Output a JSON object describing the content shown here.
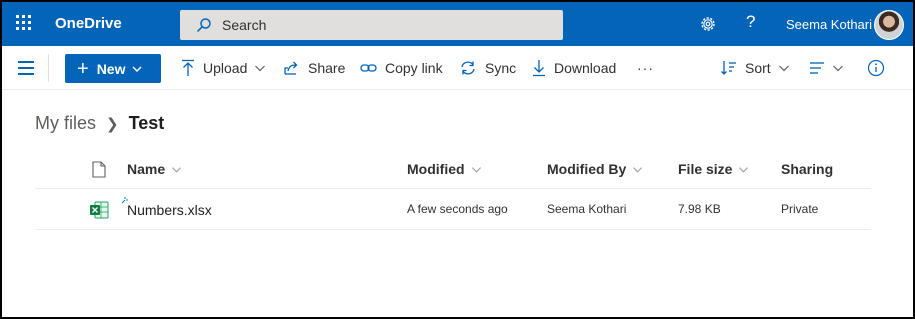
{
  "suitebar": {
    "app_name": "OneDrive",
    "search_placeholder": "Search",
    "user_name": "Seema Kothari",
    "brand_color": "#0364b8"
  },
  "commandbar": {
    "new_label": "New",
    "commands": {
      "upload": "Upload",
      "share": "Share",
      "copy_link": "Copy link",
      "sync": "Sync",
      "download": "Download",
      "more": "···",
      "sort": "Sort"
    },
    "icons": [
      "hamburger-icon",
      "upload-icon",
      "share-icon",
      "link-icon",
      "sync-icon",
      "download-icon",
      "sort-icon",
      "view-icon",
      "info-icon"
    ]
  },
  "breadcrumb": {
    "root": "My files",
    "current": "Test"
  },
  "list": {
    "columns": {
      "name": "Name",
      "modified": "Modified",
      "modified_by": "Modified By",
      "file_size": "File size",
      "sharing": "Sharing"
    },
    "rows": [
      {
        "name": "Numbers.xlsx",
        "modified": "A few seconds ago",
        "modified_by": "Seema Kothari",
        "file_size": "7.98 KB",
        "sharing": "Private",
        "icon": "excel-file-icon"
      }
    ]
  }
}
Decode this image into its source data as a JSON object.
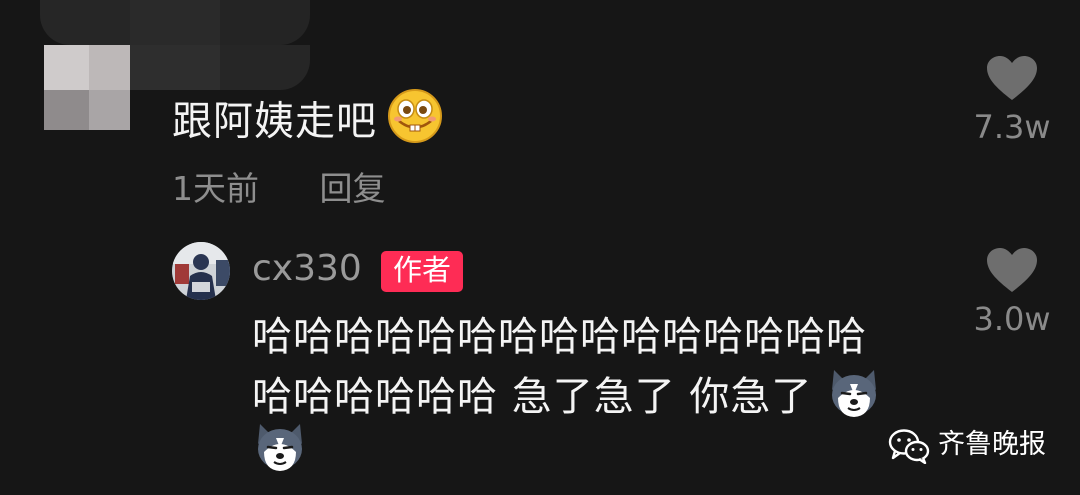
{
  "comment": {
    "text": "跟阿姨走吧",
    "emoji": "grinning-buck-tooth-emoji",
    "time": "1天前",
    "reply_label": "回复",
    "likes": "7.3w"
  },
  "reply": {
    "username": "cx330",
    "badge": "作者",
    "line1": "哈哈哈哈哈哈哈哈哈哈哈哈哈哈哈",
    "line2": "哈哈哈哈哈哈 急了急了 你急了",
    "emoji": "husky-dog-emoji",
    "likes": "3.0w"
  },
  "watermark": {
    "icon": "wechat-icon",
    "text": "齐鲁晚报"
  },
  "colors": {
    "background": "#161616",
    "badge": "#fe2c55",
    "secondary_text": "#8e8e8e",
    "heart": "#6e6e6e"
  }
}
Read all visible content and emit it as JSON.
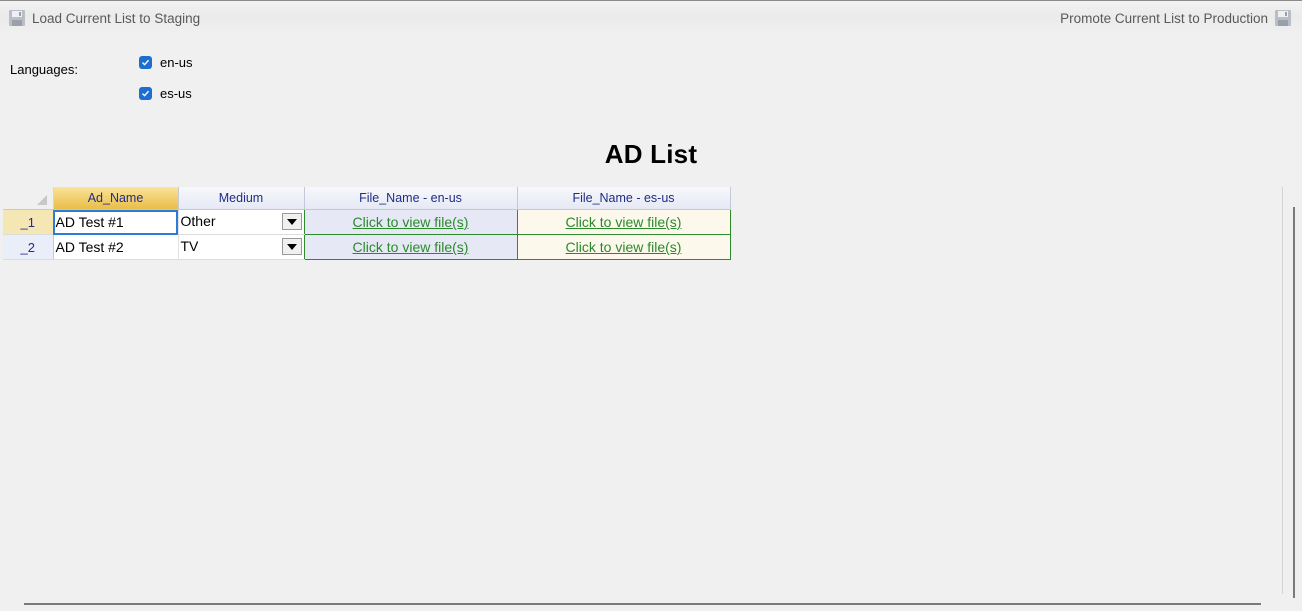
{
  "toolbar": {
    "load_label": "Load Current List to Staging",
    "promote_label": "Promote Current List to Production",
    "load_icon": "floppy-disk-icon",
    "promote_icon": "floppy-disk-icon"
  },
  "languages": {
    "label": "Languages:",
    "items": [
      {
        "code": "en-us",
        "checked": true
      },
      {
        "code": "es-us",
        "checked": true
      }
    ]
  },
  "title": "AD List",
  "grid": {
    "columns": [
      "Ad_Name",
      "Medium",
      "File_Name - en-us",
      "File_Name - es-us"
    ],
    "rows": [
      {
        "num": "_1",
        "ad_name": "AD Test #1",
        "medium": "Other",
        "file_en": "Click to view file(s)",
        "file_es": "Click to view file(s)"
      },
      {
        "num": "_2",
        "ad_name": "AD Test #2",
        "medium": "TV",
        "file_en": "Click to view file(s)",
        "file_es": "Click to view file(s)"
      }
    ]
  },
  "colors": {
    "accent": "#1c6fd1",
    "link": "#2a8a2a",
    "header_text": "#1f2d86",
    "selected_header": "#e9bd48"
  }
}
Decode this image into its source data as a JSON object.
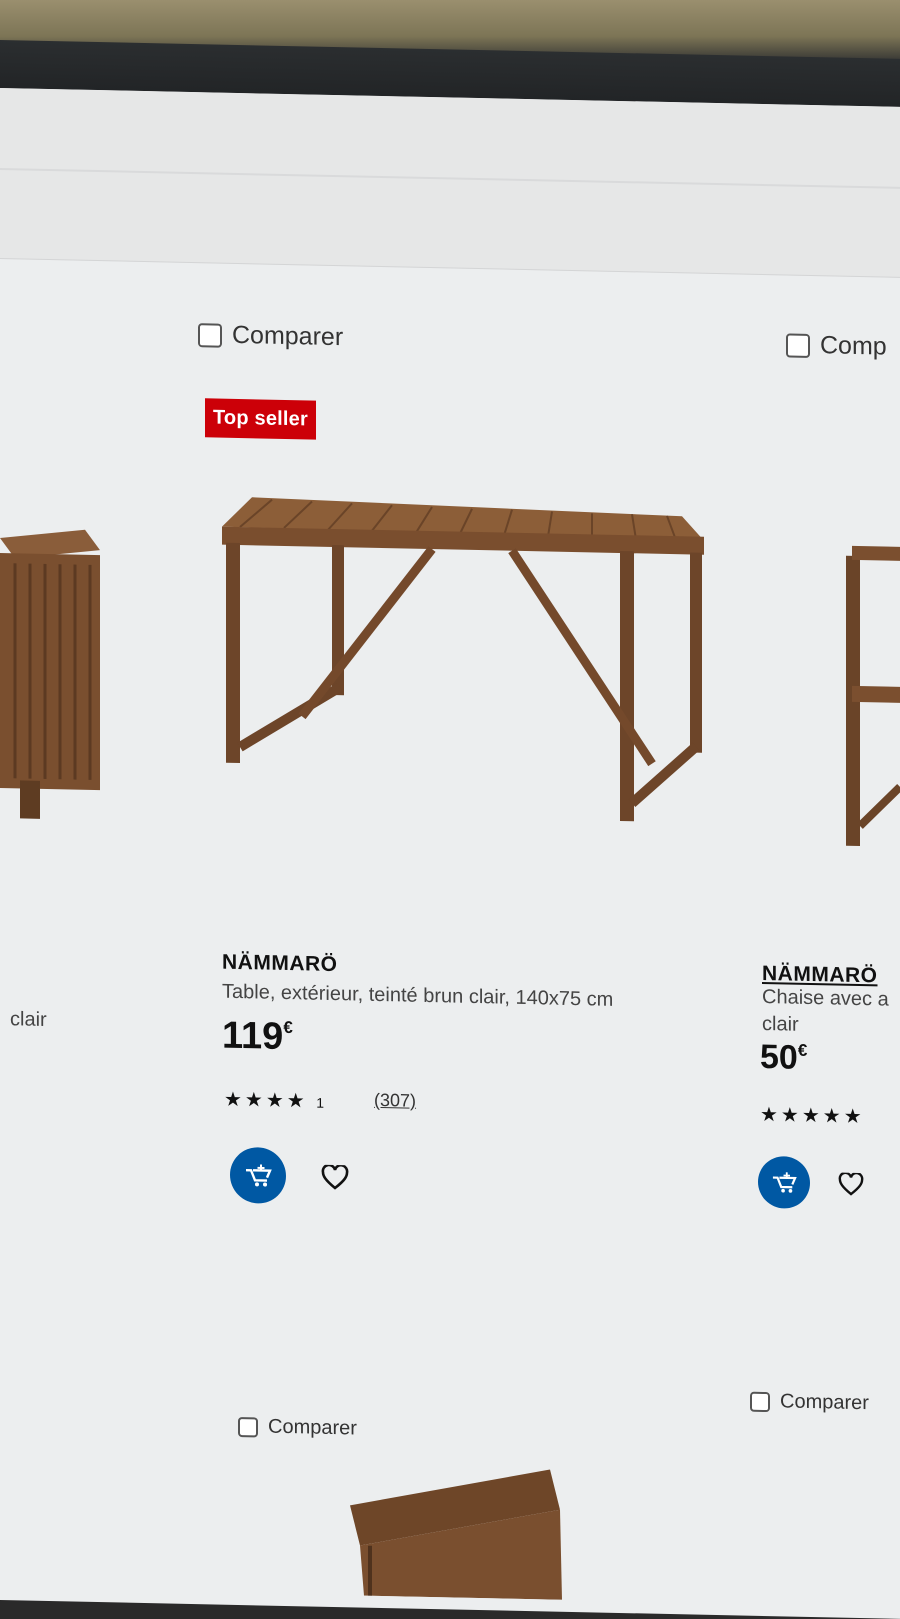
{
  "compare_label": "Comparer",
  "compare_partial": "Comp",
  "products": [
    {
      "badge": "Top seller",
      "name": "NÄMMARÖ",
      "description": "Table, extérieur, teinté brun clair, 140x75 cm",
      "price": "119",
      "currency": "€",
      "rating_stars": "★★★★",
      "rating_extra": "1",
      "reviews": "(307)"
    },
    {
      "name": "NÄMMARÖ",
      "description_line1": "Chaise avec a",
      "description_line2": "clair",
      "price": "50",
      "currency": "€",
      "rating_stars": "★★★★★"
    }
  ],
  "left_partial_label": "clair",
  "colors": {
    "accent": "#0058a3",
    "badge": "#cc0008"
  },
  "icons": [
    "add-to-cart-icon",
    "heart-icon",
    "checkbox-icon"
  ]
}
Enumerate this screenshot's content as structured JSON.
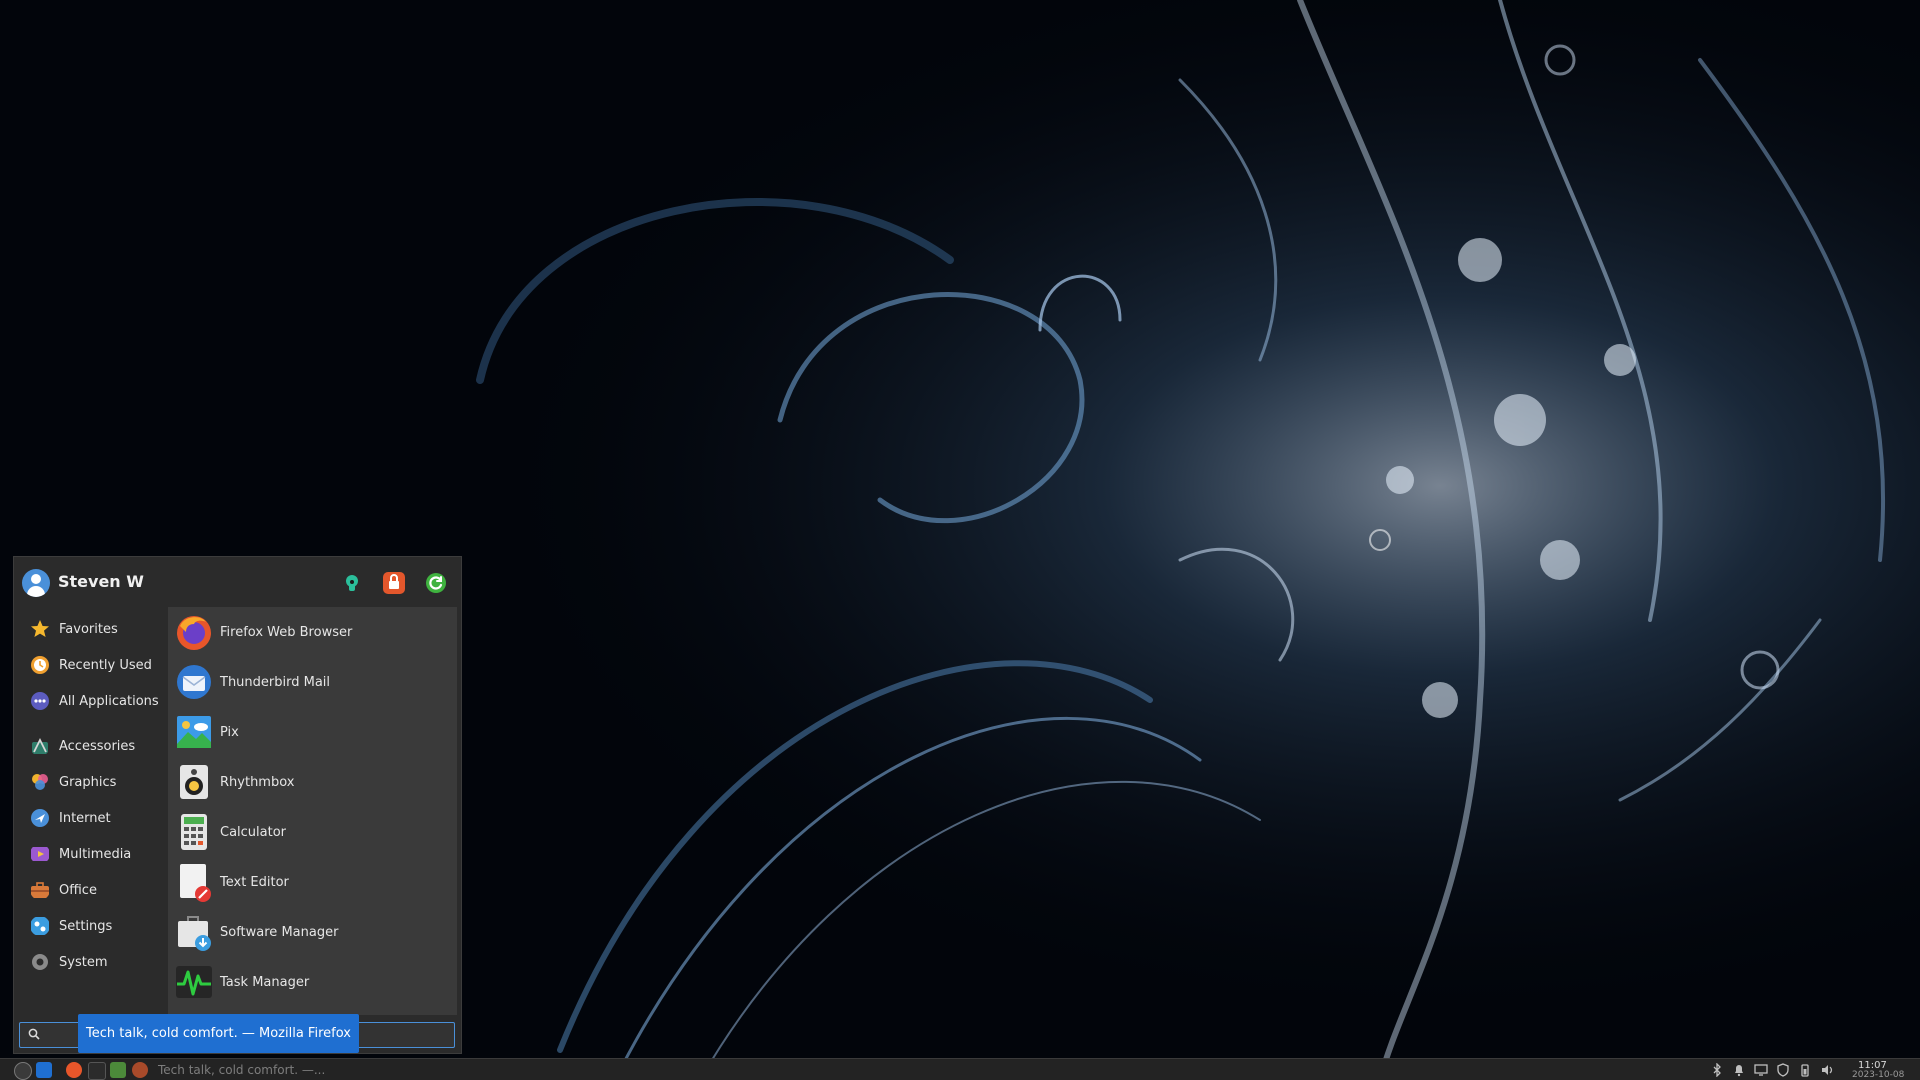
{
  "menu": {
    "user": {
      "name": "Steven W"
    },
    "header_actions": [
      {
        "icon": "lock-screen-icon",
        "color": "#2bbf9b"
      },
      {
        "icon": "logout-icon",
        "color": "#e3572c"
      },
      {
        "icon": "shutdown-icon",
        "color": "#3fb33f"
      }
    ],
    "categories": [
      {
        "label": "Favorites",
        "icon": "star-icon",
        "color": "#f5b82e"
      },
      {
        "label": "Recently Used",
        "icon": "clock-icon",
        "color": "#f0a030"
      },
      {
        "label": "All Applications",
        "icon": "apps-grid-icon",
        "color": "#7b7bd6"
      },
      {
        "label": "Accessories",
        "icon": "accessories-icon",
        "color": "#44a07a"
      },
      {
        "label": "Graphics",
        "icon": "graphics-icon",
        "color": "#e85d8f"
      },
      {
        "label": "Internet",
        "icon": "internet-icon",
        "color": "#4a90d9"
      },
      {
        "label": "Multimedia",
        "icon": "multimedia-icon",
        "color": "#9b59d0"
      },
      {
        "label": "Office",
        "icon": "office-icon",
        "color": "#d97a3a"
      },
      {
        "label": "Settings",
        "icon": "settings-icon",
        "color": "#3b9de0"
      },
      {
        "label": "System",
        "icon": "system-icon",
        "color": "#b0b0b0"
      }
    ],
    "apps": [
      {
        "label": "Firefox Web Browser",
        "icon": "firefox-icon"
      },
      {
        "label": "Thunderbird Mail",
        "icon": "thunderbird-icon"
      },
      {
        "label": "Pix",
        "icon": "pix-icon"
      },
      {
        "label": "Rhythmbox",
        "icon": "rhythmbox-icon"
      },
      {
        "label": "Calculator",
        "icon": "calculator-icon"
      },
      {
        "label": "Text Editor",
        "icon": "text-editor-icon"
      },
      {
        "label": "Software Manager",
        "icon": "software-manager-icon"
      },
      {
        "label": "Task Manager",
        "icon": "task-manager-icon"
      }
    ],
    "search": {
      "value": "",
      "placeholder": ""
    }
  },
  "tooltip": {
    "text": "Tech talk, cold comfort. — Mozilla Firefox"
  },
  "taskbar": {
    "task_label": "Tech talk, cold comfort. —...",
    "tray": [
      "bluetooth-icon",
      "notifications-icon",
      "display-icon",
      "shield-icon",
      "battery-icon",
      "volume-icon"
    ],
    "clock": {
      "time": "11:07",
      "date": "2023-10-08"
    }
  }
}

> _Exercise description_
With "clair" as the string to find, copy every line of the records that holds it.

> _Completed exercise_
      "description": "Table, extérieur, teinté brun clair, 140x75 cm",
      "description_line2": "clair",
  "left_partial_label": "clair",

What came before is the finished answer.